Task brief:
All lines in the data that hold the word "will" need copying.

(Data records for software interfaces)
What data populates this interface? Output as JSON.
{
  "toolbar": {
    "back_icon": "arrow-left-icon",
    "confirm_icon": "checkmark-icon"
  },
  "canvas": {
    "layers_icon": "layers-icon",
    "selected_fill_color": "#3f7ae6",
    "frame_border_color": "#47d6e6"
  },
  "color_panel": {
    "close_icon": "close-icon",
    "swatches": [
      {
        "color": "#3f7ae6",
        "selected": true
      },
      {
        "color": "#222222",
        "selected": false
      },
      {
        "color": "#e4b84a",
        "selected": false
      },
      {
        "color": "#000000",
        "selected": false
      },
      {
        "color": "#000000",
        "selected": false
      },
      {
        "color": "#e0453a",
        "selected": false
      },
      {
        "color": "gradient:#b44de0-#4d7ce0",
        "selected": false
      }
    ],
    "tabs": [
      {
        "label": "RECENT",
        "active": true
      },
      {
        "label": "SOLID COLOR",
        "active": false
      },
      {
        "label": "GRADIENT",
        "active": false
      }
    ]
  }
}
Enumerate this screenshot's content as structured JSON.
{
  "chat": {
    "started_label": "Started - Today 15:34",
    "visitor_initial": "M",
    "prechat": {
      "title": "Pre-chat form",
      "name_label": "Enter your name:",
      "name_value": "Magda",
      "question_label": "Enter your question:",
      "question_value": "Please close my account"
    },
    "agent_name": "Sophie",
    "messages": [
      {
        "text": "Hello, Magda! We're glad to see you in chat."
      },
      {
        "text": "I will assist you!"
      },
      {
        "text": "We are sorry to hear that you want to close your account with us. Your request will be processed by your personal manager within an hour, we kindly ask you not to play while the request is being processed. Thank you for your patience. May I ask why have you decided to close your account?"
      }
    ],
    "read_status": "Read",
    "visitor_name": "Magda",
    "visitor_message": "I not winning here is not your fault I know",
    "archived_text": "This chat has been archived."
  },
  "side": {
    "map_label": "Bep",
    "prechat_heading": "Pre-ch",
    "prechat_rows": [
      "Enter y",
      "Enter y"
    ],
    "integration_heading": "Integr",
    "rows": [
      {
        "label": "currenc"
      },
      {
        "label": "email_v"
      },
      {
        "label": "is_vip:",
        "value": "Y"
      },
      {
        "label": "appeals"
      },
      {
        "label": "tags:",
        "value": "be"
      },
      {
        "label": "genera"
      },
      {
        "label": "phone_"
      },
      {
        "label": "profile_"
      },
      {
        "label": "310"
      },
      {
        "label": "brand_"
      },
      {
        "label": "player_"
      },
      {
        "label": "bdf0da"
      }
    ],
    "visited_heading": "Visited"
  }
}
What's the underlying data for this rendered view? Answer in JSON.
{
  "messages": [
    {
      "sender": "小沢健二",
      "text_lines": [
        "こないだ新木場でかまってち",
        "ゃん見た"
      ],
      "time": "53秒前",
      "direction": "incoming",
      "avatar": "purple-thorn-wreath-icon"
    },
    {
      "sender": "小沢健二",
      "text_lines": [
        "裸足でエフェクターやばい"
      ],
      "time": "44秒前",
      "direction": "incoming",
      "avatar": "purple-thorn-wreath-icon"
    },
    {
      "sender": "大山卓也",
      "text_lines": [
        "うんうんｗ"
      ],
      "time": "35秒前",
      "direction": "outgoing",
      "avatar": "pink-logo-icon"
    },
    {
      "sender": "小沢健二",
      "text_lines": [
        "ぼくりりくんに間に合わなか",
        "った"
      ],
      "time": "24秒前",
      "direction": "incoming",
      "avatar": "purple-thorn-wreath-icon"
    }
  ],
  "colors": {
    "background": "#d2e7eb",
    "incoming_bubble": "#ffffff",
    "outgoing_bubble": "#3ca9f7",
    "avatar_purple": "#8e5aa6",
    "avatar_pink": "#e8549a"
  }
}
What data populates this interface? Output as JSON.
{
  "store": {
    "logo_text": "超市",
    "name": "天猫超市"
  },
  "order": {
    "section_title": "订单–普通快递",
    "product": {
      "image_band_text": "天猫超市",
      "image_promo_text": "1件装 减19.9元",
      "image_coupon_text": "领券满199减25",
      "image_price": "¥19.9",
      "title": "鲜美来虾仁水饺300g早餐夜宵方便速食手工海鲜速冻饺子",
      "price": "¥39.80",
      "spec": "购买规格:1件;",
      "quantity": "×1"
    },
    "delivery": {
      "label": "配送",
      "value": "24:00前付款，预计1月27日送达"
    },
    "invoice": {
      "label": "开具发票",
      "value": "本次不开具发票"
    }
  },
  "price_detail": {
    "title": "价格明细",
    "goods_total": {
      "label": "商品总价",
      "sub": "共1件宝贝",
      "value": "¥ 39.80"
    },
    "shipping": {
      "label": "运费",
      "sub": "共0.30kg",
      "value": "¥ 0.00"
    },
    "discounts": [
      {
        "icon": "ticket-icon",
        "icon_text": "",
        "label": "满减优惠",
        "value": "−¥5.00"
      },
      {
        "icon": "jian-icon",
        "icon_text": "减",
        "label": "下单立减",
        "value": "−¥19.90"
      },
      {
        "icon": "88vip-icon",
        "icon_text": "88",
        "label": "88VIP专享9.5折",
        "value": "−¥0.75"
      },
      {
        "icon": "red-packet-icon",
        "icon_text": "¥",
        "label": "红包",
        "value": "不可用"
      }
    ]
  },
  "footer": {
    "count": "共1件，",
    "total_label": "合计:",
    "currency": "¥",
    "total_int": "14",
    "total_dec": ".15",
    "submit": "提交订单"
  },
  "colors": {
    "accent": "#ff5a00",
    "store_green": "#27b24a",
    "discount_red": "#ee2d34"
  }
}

Problem solution:
        "text": "I will assist you!"
        "text": "We are sorry to hear that you want to close your account with us. Your request will be processed by your personal manager within an hour, we kindly ask you not to play while the request is being processed. Thank you for your patience. May I ask why have you decided to close your account?"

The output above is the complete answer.